If you're planning to attend a selective college, you shouldn't think of summer as a time to kick back and do nothing. Successful college applicants tend to do something productive during the summer. Come up with a plan that will challenge you, develop your skills, and contribute to your educational and career goals. Some great options include
- Work -- try to find a job that is intellectually challenging or develops your leadership skills
- Travel -- learn about different cultures and improve your language skills
- Classes -- get ahead in math or a language, or earn credit from a community college
- College Visits -- narrow down your options
For more information and more summer options, read this article on the best summer plans for high school students
A college degree is often touted as the ticket to a better job and a lifetime of financial security. At the same time, the college admissions process often seems to privilege those who are already privileged. Fortunately, students from underrepresented groups and students who are the first from their families to go to college have an advocate in a relatively new initiative, College Greenlight.

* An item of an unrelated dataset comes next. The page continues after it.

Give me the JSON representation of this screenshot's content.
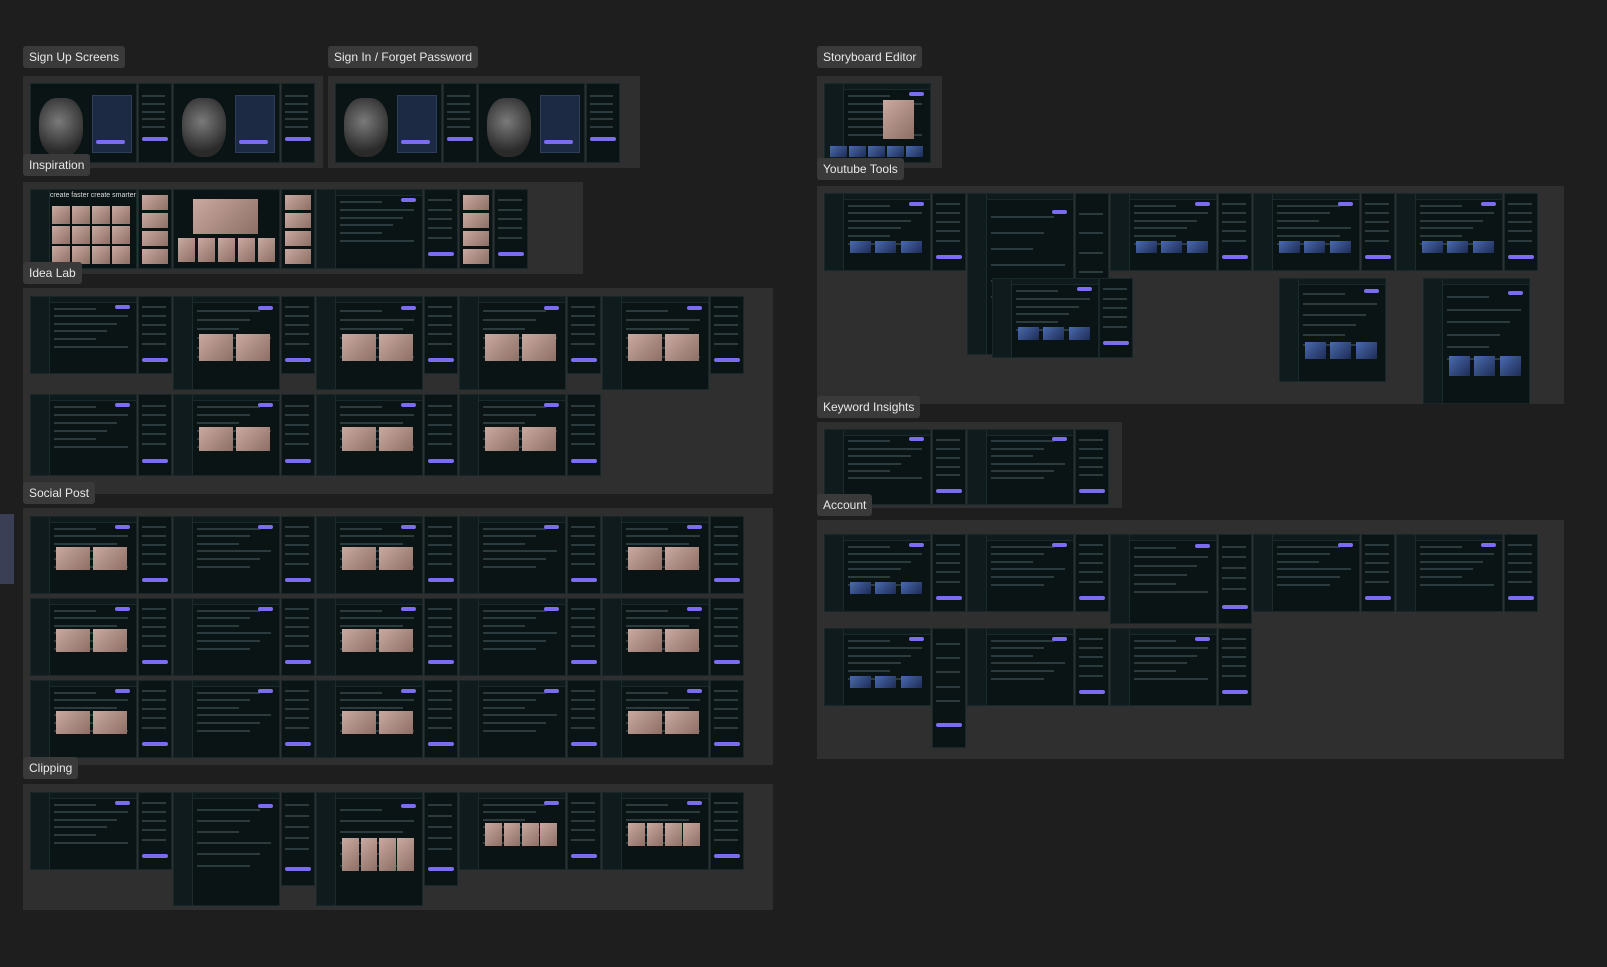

Raul Alvarez at College Greenlight recently shared with me a list of scholarships specifically geared towards first-generation and underrepresented students. Be sure to check out the opportunities for college funds, and act quickly -- many of these scholarships expire soon: 26 Scholarships for First-Generation and Underrepresented Students.
New England has some of the most prestigious, selective and historic colleges and universities in the country. To see if your grades and standardized test scores are on target for some of the region's top schools, check out these graphs of GPA, SAT and ACT score data: Amherst | Babson | Bates | Bentley | Boston College | Bowdoin | Brandeis | Brown | Coast Guard | Colby | Connecticut | Dartmouth | Harvard | Holy Cross | MIT | Middlebury | Olin | RISD | Smith | Trinity | Tufts | Wellesley | Wesleyan | Williams | Yale